Entries provided
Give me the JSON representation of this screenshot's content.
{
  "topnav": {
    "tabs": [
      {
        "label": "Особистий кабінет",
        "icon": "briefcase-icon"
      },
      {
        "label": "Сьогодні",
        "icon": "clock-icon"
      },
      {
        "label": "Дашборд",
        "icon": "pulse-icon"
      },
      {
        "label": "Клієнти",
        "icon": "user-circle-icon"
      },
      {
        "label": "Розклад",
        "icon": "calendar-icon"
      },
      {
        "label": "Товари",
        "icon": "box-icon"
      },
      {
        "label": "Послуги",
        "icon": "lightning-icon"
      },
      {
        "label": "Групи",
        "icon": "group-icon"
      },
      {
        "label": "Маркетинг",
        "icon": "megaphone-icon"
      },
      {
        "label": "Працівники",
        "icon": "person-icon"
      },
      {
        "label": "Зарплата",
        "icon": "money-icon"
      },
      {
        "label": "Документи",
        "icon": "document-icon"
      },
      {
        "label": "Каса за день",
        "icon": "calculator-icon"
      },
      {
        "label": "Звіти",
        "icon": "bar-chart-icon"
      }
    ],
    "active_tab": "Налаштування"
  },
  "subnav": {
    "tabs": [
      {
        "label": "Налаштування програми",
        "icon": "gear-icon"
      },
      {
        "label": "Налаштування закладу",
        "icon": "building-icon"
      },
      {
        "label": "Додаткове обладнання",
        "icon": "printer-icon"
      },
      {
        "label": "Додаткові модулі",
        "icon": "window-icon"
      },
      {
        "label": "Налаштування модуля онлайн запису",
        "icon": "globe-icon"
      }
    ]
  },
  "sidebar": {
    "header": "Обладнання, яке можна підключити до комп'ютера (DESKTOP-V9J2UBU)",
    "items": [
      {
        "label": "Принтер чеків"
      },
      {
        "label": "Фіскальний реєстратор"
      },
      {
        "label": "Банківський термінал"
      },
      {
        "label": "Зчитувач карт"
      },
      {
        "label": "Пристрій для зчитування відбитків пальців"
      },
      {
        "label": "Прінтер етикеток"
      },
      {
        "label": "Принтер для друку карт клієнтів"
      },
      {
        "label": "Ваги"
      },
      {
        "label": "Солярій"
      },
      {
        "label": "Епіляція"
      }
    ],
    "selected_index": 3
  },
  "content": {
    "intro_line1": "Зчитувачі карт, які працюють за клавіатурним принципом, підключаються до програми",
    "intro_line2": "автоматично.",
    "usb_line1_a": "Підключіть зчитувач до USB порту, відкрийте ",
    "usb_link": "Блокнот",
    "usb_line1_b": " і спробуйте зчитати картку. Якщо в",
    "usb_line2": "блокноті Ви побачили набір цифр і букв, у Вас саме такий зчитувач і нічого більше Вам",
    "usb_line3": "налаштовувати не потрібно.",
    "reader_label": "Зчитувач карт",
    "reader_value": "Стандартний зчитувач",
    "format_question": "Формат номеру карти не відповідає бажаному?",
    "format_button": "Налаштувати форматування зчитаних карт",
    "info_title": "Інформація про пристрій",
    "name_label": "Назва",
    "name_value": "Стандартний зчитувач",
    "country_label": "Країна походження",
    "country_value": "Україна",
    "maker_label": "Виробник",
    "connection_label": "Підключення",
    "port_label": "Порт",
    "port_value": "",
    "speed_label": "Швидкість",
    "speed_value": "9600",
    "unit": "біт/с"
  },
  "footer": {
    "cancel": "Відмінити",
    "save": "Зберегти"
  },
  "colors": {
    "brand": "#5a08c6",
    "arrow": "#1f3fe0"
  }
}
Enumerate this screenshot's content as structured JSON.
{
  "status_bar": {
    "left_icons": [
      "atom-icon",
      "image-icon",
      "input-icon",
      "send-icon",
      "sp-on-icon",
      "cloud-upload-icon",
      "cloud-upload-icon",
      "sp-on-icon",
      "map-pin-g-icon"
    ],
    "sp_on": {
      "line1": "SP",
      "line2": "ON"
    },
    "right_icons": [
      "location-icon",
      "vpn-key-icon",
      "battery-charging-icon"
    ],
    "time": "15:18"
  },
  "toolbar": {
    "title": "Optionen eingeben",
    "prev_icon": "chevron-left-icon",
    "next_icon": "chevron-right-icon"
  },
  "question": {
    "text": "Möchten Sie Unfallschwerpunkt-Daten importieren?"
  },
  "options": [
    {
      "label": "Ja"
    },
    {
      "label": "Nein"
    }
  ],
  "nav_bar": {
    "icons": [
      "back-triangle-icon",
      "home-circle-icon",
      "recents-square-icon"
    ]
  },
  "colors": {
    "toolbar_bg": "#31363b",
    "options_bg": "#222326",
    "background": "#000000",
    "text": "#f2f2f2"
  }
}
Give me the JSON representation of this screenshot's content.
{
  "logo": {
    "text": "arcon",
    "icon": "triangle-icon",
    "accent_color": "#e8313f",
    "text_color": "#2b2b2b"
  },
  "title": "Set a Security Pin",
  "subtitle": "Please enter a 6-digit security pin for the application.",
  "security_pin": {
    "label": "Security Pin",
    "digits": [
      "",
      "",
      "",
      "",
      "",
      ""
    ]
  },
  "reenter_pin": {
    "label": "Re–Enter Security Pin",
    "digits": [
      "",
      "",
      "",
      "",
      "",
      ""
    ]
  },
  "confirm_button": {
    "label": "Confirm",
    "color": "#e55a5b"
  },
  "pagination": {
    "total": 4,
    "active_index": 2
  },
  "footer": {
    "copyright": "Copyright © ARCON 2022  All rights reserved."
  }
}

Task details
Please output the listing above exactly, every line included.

Response to this task
Give me the JSON representation of this screenshot's content.
{
  "topnav": {
    "tabs": [
      {
        "label": "Особистий кабінет",
        "icon": "briefcase-icon"
      },
      {
        "label": "Сьогодні",
        "icon": "clock-icon"
      },
      {
        "label": "Дашборд",
        "icon": "pulse-icon"
      },
      {
        "label": "Клієнти",
        "icon": "user-circle-icon"
      },
      {
        "label": "Розклад",
        "icon": "calendar-icon"
      },
      {
        "label": "Товари",
        "icon": "box-icon"
      },
      {
        "label": "Послуги",
        "icon": "lightning-icon"
      },
      {
        "label": "Групи",
        "icon": "group-icon"
      },
      {
        "label": "Маркетинг",
        "icon": "megaphone-icon"
      },
      {
        "label": "Працівники",
        "icon": "person-icon"
      },
      {
        "label": "Зарплата",
        "icon": "money-icon"
      },
      {
        "label": "Документи",
        "icon": "document-icon"
      },
      {
        "label": "Каса за день",
        "icon": "calculator-icon"
      },
      {
        "label": "Звіти",
        "icon": "bar-chart-icon"
      }
    ],
    "active_tab": "Налаштування"
  },
  "subnav": {
    "tabs": [
      {
        "label": "Налаштування програми",
        "icon": "gear-icon"
      },
      {
        "label": "Налаштування закладу",
        "icon": "building-icon"
      },
      {
        "label": "Додаткове обладнання",
        "icon": "printer-icon"
      },
      {
        "label": "Додаткові модулі",
        "icon": "window-icon"
      },
      {
        "label": "Налаштування модуля онлайн запису",
        "icon": "globe-icon"
      }
    ]
  },
  "sidebar": {
    "header": "Обладнання, яке можна підключити до комп'ютера (DESKTOP-V9J2UBU)",
    "items": [
      {
        "label": "Принтер чеків"
      },
      {
        "label": "Фіскальний реєстратор"
      },
      {
        "label": "Банківський термінал"
      },
      {
        "label": "Зчитувач карт"
      },
      {
        "label": "Пристрій для зчитування відбитків пальців"
      },
      {
        "label": "Прінтер етикеток"
      },
      {
        "label": "Принтер для друку карт клієнтів"
      },
      {
        "label": "Ваги"
      },
      {
        "label": "Солярій"
      },
      {
        "label": "Епіляція"
      }
    ],
    "selected_index": 3
  },
  "content": {
    "intro_line1": "Зчитувачі карт, які працюють за клавіатурним принципом, підключаються до програми",
    "intro_line2": "автоматично.",
    "usb_line1_a": "Підключіть зчитувач до USB порту, відкрийте ",
    "usb_link": "Блокнот",
    "usb_line1_b": " і спробуйте зчитати картку. Якщо в",
    "usb_line2": "блокноті Ви побачили набір цифр і букв, у Вас саме такий зчитувач і нічого більше Вам",
    "usb_line3": "налаштовувати не потрібно.",
    "reader_label": "Зчитувач карт",
    "reader_value": "Стандартний зчитувач",
    "format_question": "Формат номеру карти не відповідає бажаному?",
    "format_button": "Налаштувати форматування зчитаних карт",
    "info_title": "Інформація про пристрій",
    "name_label": "Назва",
    "name_value": "Стандартний зчитувач",
    "country_label": "Країна походження",
    "country_value": "Україна",
    "maker_label": "Виробник",
    "connection_label": "Підключення",
    "port_label": "Порт",
    "port_value": "",
    "speed_label": "Швидкість",
    "speed_value": "9600",
    "unit": "біт/с"
  },
  "footer": {
    "cancel": "Відмінити",
    "save": "Зберегти"
  },
  "colors": {
    "brand": "#5a08c6",
    "arrow": "#1f3fe0"
  }
}
Enumerate this screenshot's content as structured JSON.
{
  "status_bar": {
    "left_icons": [
      "atom-icon",
      "image-icon",
      "input-icon",
      "send-icon",
      "sp-on-icon",
      "cloud-upload-icon",
      "cloud-upload-icon",
      "sp-on-icon",
      "map-pin-g-icon"
    ],
    "sp_on": {
      "line1": "SP",
      "line2": "ON"
    },
    "right_icons": [
      "location-icon",
      "vpn-key-icon",
      "battery-charging-icon"
    ],
    "time": "15:18"
  },
  "toolbar": {
    "title": "Optionen eingeben",
    "prev_icon": "chevron-left-icon",
    "next_icon": "chevron-right-icon"
  },
  "question": {
    "text": "Möchten Sie Unfallschwerpunkt-Daten importieren?"
  },
  "options": [
    {
      "label": "Ja"
    },
    {
      "label": "Nein"
    }
  ],
  "nav_bar": {
    "icons": [
      "back-triangle-icon",
      "home-circle-icon",
      "recents-square-icon"
    ]
  },
  "colors": {
    "toolbar_bg": "#31363b",
    "options_bg": "#222326",
    "background": "#000000",
    "text": "#f2f2f2"
  }
}
Give me the JSON representation of this screenshot's content.
{
  "logo": {
    "text": "arcon",
    "icon": "triangle-icon",
    "accent_color": "#e8313f",
    "text_color": "#2b2b2b"
  },
  "title": "Set a Security Pin",
  "subtitle": "Please enter a 6-digit security pin for the application.",
  "security_pin": {
    "label": "Security Pin",
    "digits": [
      "",
      "",
      "",
      "",
      "",
      ""
    ]
  },
  "reenter_pin": {
    "label": "Re–Enter Security Pin",
    "digits": [
      "",
      "",
      "",
      "",
      "",
      ""
    ]
  },
  "confirm_button": {
    "label": "Confirm",
    "color": "#e55a5b"
  },
  "pagination": {
    "total": 4,
    "active_index": 2
  },
  "footer": {
    "copyright": "Copyright © ARCON 2022  All rights reserved."
  }
}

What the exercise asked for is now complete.